      • The end had drawn near, 1 Pet. 4:7
      • The time for the judgment has come, 1 Pet. 4:17
      • It is the last hour, 1 John 2:18
      • The time is has drawn near for things which must shortly come to pass, Rev. 1:1, 3, 22:6, 10.
      • I am coming quickly, Rev. 22:12

Eschatology must address the time. That is quite an emphasis on the nearness of Christ’s return. It is why those in the first century expected Jesus’ return in their lifetime. Besides Christ promised that very thing. But, note in all the texts above, not one mentions a knowledge of the day and hour. This is important.

Can one know the above without knowing the day and hour of Christ’s return? Before we address this question specifically, let’s examine more of the evidence from what Christ stated about eschatology and the time of the end.

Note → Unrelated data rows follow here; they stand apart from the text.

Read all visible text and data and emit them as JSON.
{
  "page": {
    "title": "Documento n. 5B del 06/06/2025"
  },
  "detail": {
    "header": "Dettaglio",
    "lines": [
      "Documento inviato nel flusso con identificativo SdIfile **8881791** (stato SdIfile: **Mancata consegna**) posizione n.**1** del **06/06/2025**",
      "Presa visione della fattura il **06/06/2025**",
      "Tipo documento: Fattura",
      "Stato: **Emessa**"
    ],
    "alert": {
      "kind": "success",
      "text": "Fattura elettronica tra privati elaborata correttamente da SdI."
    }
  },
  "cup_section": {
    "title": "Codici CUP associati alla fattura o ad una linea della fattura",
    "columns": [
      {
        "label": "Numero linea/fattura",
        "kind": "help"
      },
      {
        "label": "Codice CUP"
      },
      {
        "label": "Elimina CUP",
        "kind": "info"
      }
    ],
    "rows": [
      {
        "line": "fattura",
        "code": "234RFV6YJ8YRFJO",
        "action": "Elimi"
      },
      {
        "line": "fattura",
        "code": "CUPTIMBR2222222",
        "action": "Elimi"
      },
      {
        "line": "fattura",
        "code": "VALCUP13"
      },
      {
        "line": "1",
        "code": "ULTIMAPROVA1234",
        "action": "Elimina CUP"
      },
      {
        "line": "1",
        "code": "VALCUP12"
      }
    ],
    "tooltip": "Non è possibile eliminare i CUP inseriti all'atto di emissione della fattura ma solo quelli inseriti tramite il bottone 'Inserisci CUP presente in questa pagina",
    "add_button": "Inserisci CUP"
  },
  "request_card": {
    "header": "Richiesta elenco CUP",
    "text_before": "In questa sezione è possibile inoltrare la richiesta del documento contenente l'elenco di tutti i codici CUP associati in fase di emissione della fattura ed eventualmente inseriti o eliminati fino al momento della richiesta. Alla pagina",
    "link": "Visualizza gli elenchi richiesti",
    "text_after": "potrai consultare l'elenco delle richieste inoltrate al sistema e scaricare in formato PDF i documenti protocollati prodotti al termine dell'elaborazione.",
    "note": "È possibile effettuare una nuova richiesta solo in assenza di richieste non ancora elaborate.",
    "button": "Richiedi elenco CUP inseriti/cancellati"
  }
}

Eschatology and the First Century Generation

In Matthew 16:27, Christ spoke of the time in which he would come to judge every man and reward each according to his works. This text is a quote from the Old Testament prophet, Isaiah. “Indeed the Lord has proclaimed to the end of the world: Say to the daughter of Zion, “Surely your salvation is coming; Behold, His reward is with Him, and His work before Him.” Isa. 62:10. Eschatology is rooted in Old Covenant prophecy.

See also Isa. 40:10. “Behold, the Lord God shall come with a strong hand, and His arm shall rule for Him; Behold, His reward is with Him and His work before Him. Thus, Christ quoted the texts from Isaiah concerning his coming to judge and reward.

Note however, the time statement which follows the text in Matthew 16:28, which is absent from Isaiah’s reference. Christ promises to come in the lifetime of those who stood in his presence. Assuredly, I say to you, there are some standing here who shall not taste death till they see the Son of Man coming in his Kingdom.”

This the time of judgment would occur before some who stood with Christ meaning while he was on earth died. Again, we ask, is there anything said about the day and the hour?  The answer is no. So what does this mean? It means that one can speak about an event which occurs before others die, and which can be at hand, without stating the day and hour of that event. It was the same Lord who spoke those words in both cases. It does not create a conflict for imminent eschatology.

Eschatology – What Do the Time Statements Mean?

The last statement by the Lord we want to consider is that given in response to the disciples’ question. When shall these things be, what will be the sign of your coming and of the end of the age?, (Matt. 24:3). The Lord’s response to this question is summed up in these words. Assuredly, I say to you, this generation will by no means pass away, till all these things take place. Elsewhere we have commented on the meaning of “this generation.” Eschatology suffers much over the misunderstanding of the word “generation.”

In the N.T., it always refers to the generation living contemporary with Christ in the first century.  Not once did it ever refer to a future generation of millennia to come. Once again, eschatology is bound by the terms limiting Christ’s return to the end of the age.

Yet, nothing spoken of for events to happen in that generation would lead us to believe that Christ revealed the day and the hour. He did not. A generation is general time, a day and is precise time. Christ gave information about the general time, meaning the event would happen in their generation, which is why they spoke of it as having drawn near. He did not give them the day and the hour, thus the need for those in the first century to be vigilant.

Eschatology and the Temple

The coming of Christ inseparably connects to the destruction of the temple in 70 AD. Not one stone would be left that would not be thrown down. Here we have the historical event, yet in their generation, which marks the time of Christ’s return, (Matt. 24, Mk. 13, Lk 21), but no day and hour is given for the time the temple would fall. Yet, Christ promised that upon its destruction, those living in his generation would see him coming in power and glory. Eschatology demands a fair hearing for the time statements. Eschatology demands a first century fulfillment. The eschatology of the Bible is fulfilled eschatology.

To see a complete picture of eschatology get a copy of our Last Days DVD Series, a five hour study with PowerPoint slides for each lesson.